In saying this I think maybe that it’s not just the type of person he is but he has this typically soft side to him because he is homosexual and this would make the stereotypical attitude of gay men obvious in the film.
His partner, in crime Sal (John Cazale) however at points seem to be very homophobic, when the TV makes an announcement about the bank robbery they say that ’10 hostages are being held by 2 homosexual men’ once he hears this he is adamant to make someone get in touch with the TV and correct it to only ‘one homosexual robber’, in attempt to regain his masculine identity.
This makes it clear that Sal, even though he is comfortable being friends with a homosexual male, he is not comfortable with being said he is one, even if he is attempting a bank robbery. Another point that this made was that, it highlights the actions of these men; Sony being homosexual appears to have a less concerned approach to how society may see him, appears caring and doesn’t want to hurt anyone.
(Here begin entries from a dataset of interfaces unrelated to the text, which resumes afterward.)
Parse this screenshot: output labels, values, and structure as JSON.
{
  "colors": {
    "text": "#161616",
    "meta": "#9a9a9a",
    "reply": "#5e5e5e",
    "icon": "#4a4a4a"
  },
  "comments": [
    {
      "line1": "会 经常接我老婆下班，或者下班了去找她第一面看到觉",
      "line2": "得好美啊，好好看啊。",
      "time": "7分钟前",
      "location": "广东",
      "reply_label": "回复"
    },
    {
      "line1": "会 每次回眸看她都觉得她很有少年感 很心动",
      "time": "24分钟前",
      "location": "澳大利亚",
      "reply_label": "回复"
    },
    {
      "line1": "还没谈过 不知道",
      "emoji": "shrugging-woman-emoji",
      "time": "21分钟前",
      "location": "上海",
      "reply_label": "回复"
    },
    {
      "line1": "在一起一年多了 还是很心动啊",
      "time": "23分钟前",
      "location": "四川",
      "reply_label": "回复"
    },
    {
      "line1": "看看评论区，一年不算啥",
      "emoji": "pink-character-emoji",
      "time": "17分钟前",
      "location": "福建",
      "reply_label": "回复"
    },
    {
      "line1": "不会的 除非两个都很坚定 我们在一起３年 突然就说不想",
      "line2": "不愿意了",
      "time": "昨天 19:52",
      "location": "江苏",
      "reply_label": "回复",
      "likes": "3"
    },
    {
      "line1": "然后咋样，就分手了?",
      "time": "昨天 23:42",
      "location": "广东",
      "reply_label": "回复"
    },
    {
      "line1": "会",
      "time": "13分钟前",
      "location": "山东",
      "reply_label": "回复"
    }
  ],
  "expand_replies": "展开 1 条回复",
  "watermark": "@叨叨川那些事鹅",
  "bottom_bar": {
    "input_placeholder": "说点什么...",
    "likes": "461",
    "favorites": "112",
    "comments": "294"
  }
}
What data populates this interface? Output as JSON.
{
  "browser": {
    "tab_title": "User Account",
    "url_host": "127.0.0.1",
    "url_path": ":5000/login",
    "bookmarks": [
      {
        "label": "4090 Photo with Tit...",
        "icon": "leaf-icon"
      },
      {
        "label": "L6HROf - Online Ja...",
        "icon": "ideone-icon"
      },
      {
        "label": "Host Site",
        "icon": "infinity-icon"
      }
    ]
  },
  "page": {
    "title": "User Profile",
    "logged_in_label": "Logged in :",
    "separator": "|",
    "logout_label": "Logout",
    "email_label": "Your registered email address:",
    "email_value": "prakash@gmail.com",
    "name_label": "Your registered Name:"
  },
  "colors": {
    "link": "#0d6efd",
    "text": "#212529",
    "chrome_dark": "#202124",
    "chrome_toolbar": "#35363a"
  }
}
In contrast to the heterosexual guy Sal, who ‘will blow your head off’ because he is a Vietnam veteran, and he also doesn’t want to be referred to as homosexual.
The distinction between the two characters is made to be obvious through not only their sexuality but their ability to ‘be a man’ and ‘kill’, the typical on screen image of Italian-Americans.
Al Pacino being one of the biggest Italian- American actors had portrayed characters that represent the masculine Italian-Americans in past films; it seems that the on screen law of typical Italian-Americans are sexy, violent men struggling against the powers that be to protect their family honour. In the 70’s there was The Godfather, which provided Italian-American screen masculinity throughout most of the decade, until Pacino decided to prove himself in a film that was not only about a homosexual Italian-American but more about what the film itself would represent at its time.
Al Pacino demonstrates a shift in male sexuality and personality as the film moves along. At first we witness Sony appear somewhat the mastermind, although he walks in to the bank with ‘attitude’ and determination he still has an aura of uniqueness about him.
In saying this I mean that it is strange that even thought Pacino’s character is clearly homosexual, on screen the level of masculinity doesn’t shift as much on him, its clear through reference and plot, ‘Pacino as bisexual Sonny in Dog Day Afternoon, in whom those exaggerated “Italian” gestures become slightly campy’ (4)
However Sony himself remains a man who appears to still have masculinity even after talking to his gay partner.
This makes Pacino the method actor that he is known for, because he brings his own quality to the character and manages to have an audience sympathising with him regardless of the fact that he wants to rob this bank for his partner’s sex change. Therefore it is all the more interesting throughout the film that the Italian-American masculinity can become entangled but yet remains heroic.
Taken as a whole, Dog Day Afternoon is a film with so much to analyse and understand I feel that it is a lot more then what meets the eye at first, a lot like Sony’s character. Al Pacino’s demonstration of homosexuality is told on screen by his actions and how he responds; a responses reason that changes as we find out his sexuality is one he says to Detective Moretti when he’s asked to come forward and take the offer of help from the police, ‘kiss me, I like to be kissed when I am getting fucked’
The way we see this at the time is that he is making a sarcastic comment at the police and is trying to wind them up, however once his sexuality is known the inquiring of weather he meant it in a homosexual term is brought to question through the audience. Small gestures of whistling begins to happen after Sony comes out to search the officer and make sure he is not armed before letting him in to the bank. This, in terms of the public watching means that they straight away assume that because he is gay he must be enjoying touching the man, even if he is only searching him as a precaution.